### TASK STATEMENT
Repeat the data exactly. Pictures stay out.

### DATA SUPPLIED

Start of Block

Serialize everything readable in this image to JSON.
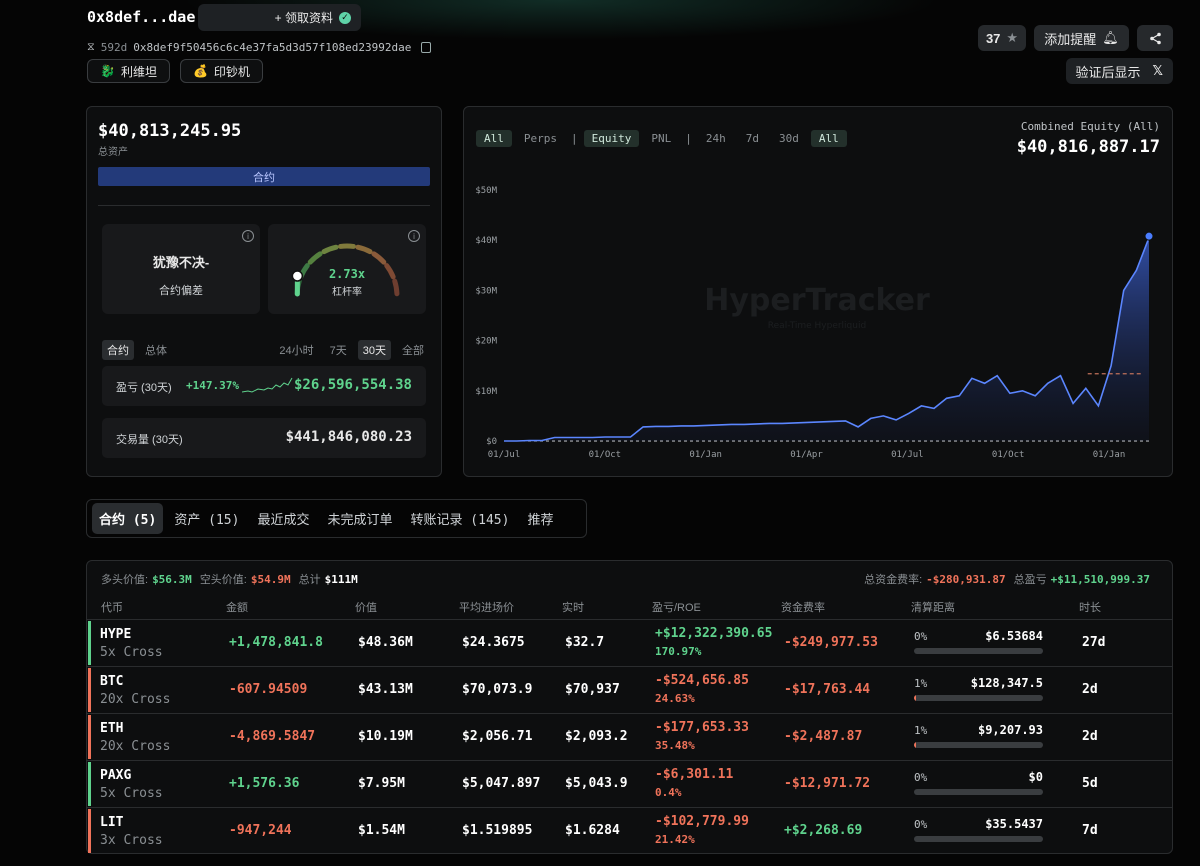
{
  "header": {
    "title": "0x8def...dae",
    "claim_label": "+ 领取资料",
    "age": "592d",
    "address": "0x8def9f50456c6c4e37fa5d3d57f108ed23992dae",
    "tags": [
      {
        "icon": "🐉",
        "label": "利维坦"
      },
      {
        "icon": "💰",
        "label": "印钞机"
      }
    ],
    "star_count": "37",
    "add_alert_label": "添加提醒",
    "verify_show_label": "验证后显示"
  },
  "summary": {
    "equity": "$40,813,245.95",
    "equity_label": "总资产",
    "perp_bar_label": "合约",
    "bias_text": "犹豫不决-",
    "bias_label": "合约偏差",
    "leverage": "2.73x",
    "leverage_label": "杠杆率",
    "gauge_level": 0.0,
    "tabs": [
      "合约",
      "总体"
    ],
    "periods": [
      "24小时",
      "7天",
      "30天",
      "全部"
    ],
    "pnl_label": "盈亏 (30天)",
    "pnl_pct": "+147.37%",
    "pnl_value": "$26,596,554.38",
    "volume_label": "交易量 (30天)",
    "volume_value": "$441,846,080.23"
  },
  "chart_panel": {
    "tabs_left": [
      "All",
      "Perps"
    ],
    "tabs_mid": [
      "Equity",
      "PNL"
    ],
    "tabs_right": [
      "24h",
      "7d",
      "30d",
      "All"
    ],
    "combined_label": "Combined Equity (All)",
    "combined_value": "$40,816,887.17",
    "watermark": "HyperTracker",
    "watermark_sub": "Real-Time Hyperliquid"
  },
  "chart_data": {
    "type": "area",
    "x_ticks": [
      "01/Jul",
      "01/Oct",
      "01/Jan",
      "01/Apr",
      "01/Jul",
      "01/Oct",
      "01/Jan"
    ],
    "y_ticks": [
      "$0",
      "$10M",
      "$20M",
      "$30M",
      "$40M",
      "$50M"
    ],
    "ylim": [
      0,
      50
    ],
    "series": [
      {
        "values": [
          0.0,
          0.0,
          0.1,
          0.1,
          0.7,
          0.7,
          0.7,
          0.7,
          0.8,
          0.8,
          0.8,
          2.8,
          2.9,
          2.9,
          3.0,
          3.0,
          3.1,
          3.2,
          3.3,
          3.3,
          3.4,
          3.5,
          3.5,
          3.6,
          3.7,
          3.8,
          3.9,
          4.0,
          2.8,
          4.5,
          5.0,
          4.2,
          5.5,
          7.0,
          6.5,
          8.5,
          9.0,
          12.5,
          11.5,
          13.0,
          9.5,
          10.0,
          9.0,
          11.5,
          13.0,
          7.5,
          10.5,
          7.0,
          15.0,
          30.0,
          34.0,
          40.5
        ]
      }
    ],
    "reference_level": 13.4,
    "last_value": 40.8
  },
  "bottom_tabs": [
    "合约 (5)",
    "资产 (15)",
    "最近成交",
    "未完成订单",
    "转账记录 (145)",
    "推荐"
  ],
  "positions_summary": {
    "long_label": "多头价值:",
    "long_value": "$56.3M",
    "short_label": "空头价值:",
    "short_value": "$54.9M",
    "total_label": "总计",
    "total_value": "$111M",
    "funding_label": "总资金费率:",
    "funding_value": "-$280,931.87",
    "pnl_label": "总盈亏",
    "pnl_value": "+$11,510,999.37"
  },
  "columns": [
    "代币",
    "金额",
    "价值",
    "平均进场价",
    "实时",
    "盈亏/ROE",
    "资金费率",
    "清算距离",
    "时长"
  ],
  "positions": [
    {
      "coin": "HYPE",
      "lev": "5x Cross",
      "amount": "+1,478,841.8",
      "value": "$48.36M",
      "entry": "$24.3675",
      "mark": "$32.7",
      "pnl": "+$12,322,390.65",
      "roe": "170.97%",
      "funding": "-$249,977.53",
      "liq_pct": "0%",
      "liq_price": "$6.53684",
      "liq_fill": 0.0,
      "duration": "27d",
      "side": "long"
    },
    {
      "coin": "BTC",
      "lev": "20x Cross",
      "amount": "-607.94509",
      "value": "$43.13M",
      "entry": "$70,073.9",
      "mark": "$70,937",
      "pnl": "-$524,656.85",
      "roe": "24.63%",
      "funding": "-$17,763.44",
      "liq_pct": "1%",
      "liq_price": "$128,347.5",
      "liq_fill": 0.01,
      "duration": "2d",
      "side": "short"
    },
    {
      "coin": "ETH",
      "lev": "20x Cross",
      "amount": "-4,869.5847",
      "value": "$10.19M",
      "entry": "$2,056.71",
      "mark": "$2,093.2",
      "pnl": "-$177,653.33",
      "roe": "35.48%",
      "funding": "-$2,487.87",
      "liq_pct": "1%",
      "liq_price": "$9,207.93",
      "liq_fill": 0.01,
      "duration": "2d",
      "side": "short"
    },
    {
      "coin": "PAXG",
      "lev": "5x Cross",
      "amount": "+1,576.36",
      "value": "$7.95M",
      "entry": "$5,047.897",
      "mark": "$5,043.9",
      "pnl": "-$6,301.11",
      "roe": "0.4%",
      "funding": "-$12,971.72",
      "liq_pct": "0%",
      "liq_price": "$0",
      "liq_fill": 0.0,
      "duration": "5d",
      "side": "long"
    },
    {
      "coin": "LIT",
      "lev": "3x Cross",
      "amount": "-947,244",
      "value": "$1.54M",
      "entry": "$1.519895",
      "mark": "$1.6284",
      "pnl": "-$102,779.99",
      "roe": "21.42%",
      "funding": "+$2,268.69",
      "liq_pct": "0%",
      "liq_price": "$35.5437",
      "liq_fill": 0.0,
      "duration": "7d",
      "side": "short"
    }
  ],
  "colors": {
    "green": "#5fd38d",
    "red": "#f0735a",
    "accent_blue": "#4a7dff"
  }
}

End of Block

### TASK RESPONSE
Serialize everything readable in this image to JSON.
{
  "header": {
    "title": "0x8def...dae",
    "claim_label": "+ 领取资料",
    "age": "592d",
    "address": "0x8def9f50456c6c4e37fa5d3d57f108ed23992dae",
    "tags": [
      {
        "icon": "🐉",
        "label": "利维坦"
      },
      {
        "icon": "💰",
        "label": "印钞机"
      }
    ],
    "star_count": "37",
    "add_alert_label": "添加提醒",
    "verify_show_label": "验证后显示"
  },
  "summary": {
    "equity": "$40,813,245.95",
    "equity_label": "总资产",
    "perp_bar_label": "合约",
    "bias_text": "犹豫不决-",
    "bias_label": "合约偏差",
    "leverage": "2.73x",
    "leverage_label": "杠杆率",
    "gauge_level": 0.0,
    "tabs": [
      "合约",
      "总体"
    ],
    "periods": [
      "24小时",
      "7天",
      "30天",
      "全部"
    ],
    "pnl_label": "盈亏 (30天)",
    "pnl_pct": "+147.37%",
    "pnl_value": "$26,596,554.38",
    "volume_label": "交易量 (30天)",
    "volume_value": "$441,846,080.23"
  },
  "chart_panel": {
    "tabs_left": [
      "All",
      "Perps"
    ],
    "tabs_mid": [
      "Equity",
      "PNL"
    ],
    "tabs_right": [
      "24h",
      "7d",
      "30d",
      "All"
    ],
    "combined_label": "Combined Equity (All)",
    "combined_value": "$40,816,887.17",
    "watermark": "HyperTracker",
    "watermark_sub": "Real-Time Hyperliquid"
  },
  "chart_data": {
    "type": "area",
    "x_ticks": [
      "01/Jul",
      "01/Oct",
      "01/Jan",
      "01/Apr",
      "01/Jul",
      "01/Oct",
      "01/Jan"
    ],
    "y_ticks": [
      "$0",
      "$10M",
      "$20M",
      "$30M",
      "$40M",
      "$50M"
    ],
    "ylim": [
      0,
      50
    ],
    "series": [
      {
        "values": [
          0.0,
          0.0,
          0.1,
          0.1,
          0.7,
          0.7,
          0.7,
          0.7,
          0.8,
          0.8,
          0.8,
          2.8,
          2.9,
          2.9,
          3.0,
          3.0,
          3.1,
          3.2,
          3.3,
          3.3,
          3.4,
          3.5,
          3.5,
          3.6,
          3.7,
          3.8,
          3.9,
          4.0,
          2.8,
          4.5,
          5.0,
          4.2,
          5.5,
          7.0,
          6.5,
          8.5,
          9.0,
          12.5,
          11.5,
          13.0,
          9.5,
          10.0,
          9.0,
          11.5,
          13.0,
          7.5,
          10.5,
          7.0,
          15.0,
          30.0,
          34.0,
          40.5
        ]
      }
    ],
    "reference_level": 13.4,
    "last_value": 40.8
  },
  "bottom_tabs": [
    "合约 (5)",
    "资产 (15)",
    "最近成交",
    "未完成订单",
    "转账记录 (145)",
    "推荐"
  ],
  "positions_summary": {
    "long_label": "多头价值:",
    "long_value": "$56.3M",
    "short_label": "空头价值:",
    "short_value": "$54.9M",
    "total_label": "总计",
    "total_value": "$111M",
    "funding_label": "总资金费率:",
    "funding_value": "-$280,931.87",
    "pnl_label": "总盈亏",
    "pnl_value": "+$11,510,999.37"
  },
  "columns": [
    "代币",
    "金额",
    "价值",
    "平均进场价",
    "实时",
    "盈亏/ROE",
    "资金费率",
    "清算距离",
    "时长"
  ],
  "positions": [
    {
      "coin": "HYPE",
      "lev": "5x Cross",
      "amount": "+1,478,841.8",
      "value": "$48.36M",
      "entry": "$24.3675",
      "mark": "$32.7",
      "pnl": "+$12,322,390.65",
      "roe": "170.97%",
      "funding": "-$249,977.53",
      "liq_pct": "0%",
      "liq_price": "$6.53684",
      "liq_fill": 0.0,
      "duration": "27d",
      "side": "long"
    },
    {
      "coin": "BTC",
      "lev": "20x Cross",
      "amount": "-607.94509",
      "value": "$43.13M",
      "entry": "$70,073.9",
      "mark": "$70,937",
      "pnl": "-$524,656.85",
      "roe": "24.63%",
      "funding": "-$17,763.44",
      "liq_pct": "1%",
      "liq_price": "$128,347.5",
      "liq_fill": 0.01,
      "duration": "2d",
      "side": "short"
    },
    {
      "coin": "ETH",
      "lev": "20x Cross",
      "amount": "-4,869.5847",
      "value": "$10.19M",
      "entry": "$2,056.71",
      "mark": "$2,093.2",
      "pnl": "-$177,653.33",
      "roe": "35.48%",
      "funding": "-$2,487.87",
      "liq_pct": "1%",
      "liq_price": "$9,207.93",
      "liq_fill": 0.01,
      "duration": "2d",
      "side": "short"
    },
    {
      "coin": "PAXG",
      "lev": "5x Cross",
      "amount": "+1,576.36",
      "value": "$7.95M",
      "entry": "$5,047.897",
      "mark": "$5,043.9",
      "pnl": "-$6,301.11",
      "roe": "0.4%",
      "funding": "-$12,971.72",
      "liq_pct": "0%",
      "liq_price": "$0",
      "liq_fill": 0.0,
      "duration": "5d",
      "side": "long"
    },
    {
      "coin": "LIT",
      "lev": "3x Cross",
      "amount": "-947,244",
      "value": "$1.54M",
      "entry": "$1.519895",
      "mark": "$1.6284",
      "pnl": "-$102,779.99",
      "roe": "21.42%",
      "funding": "+$2,268.69",
      "liq_pct": "0%",
      "liq_price": "$35.5437",
      "liq_fill": 0.0,
      "duration": "7d",
      "side": "short"
    }
  ],
  "colors": {
    "green": "#5fd38d",
    "red": "#f0735a",
    "accent_blue": "#4a7dff"
  }
}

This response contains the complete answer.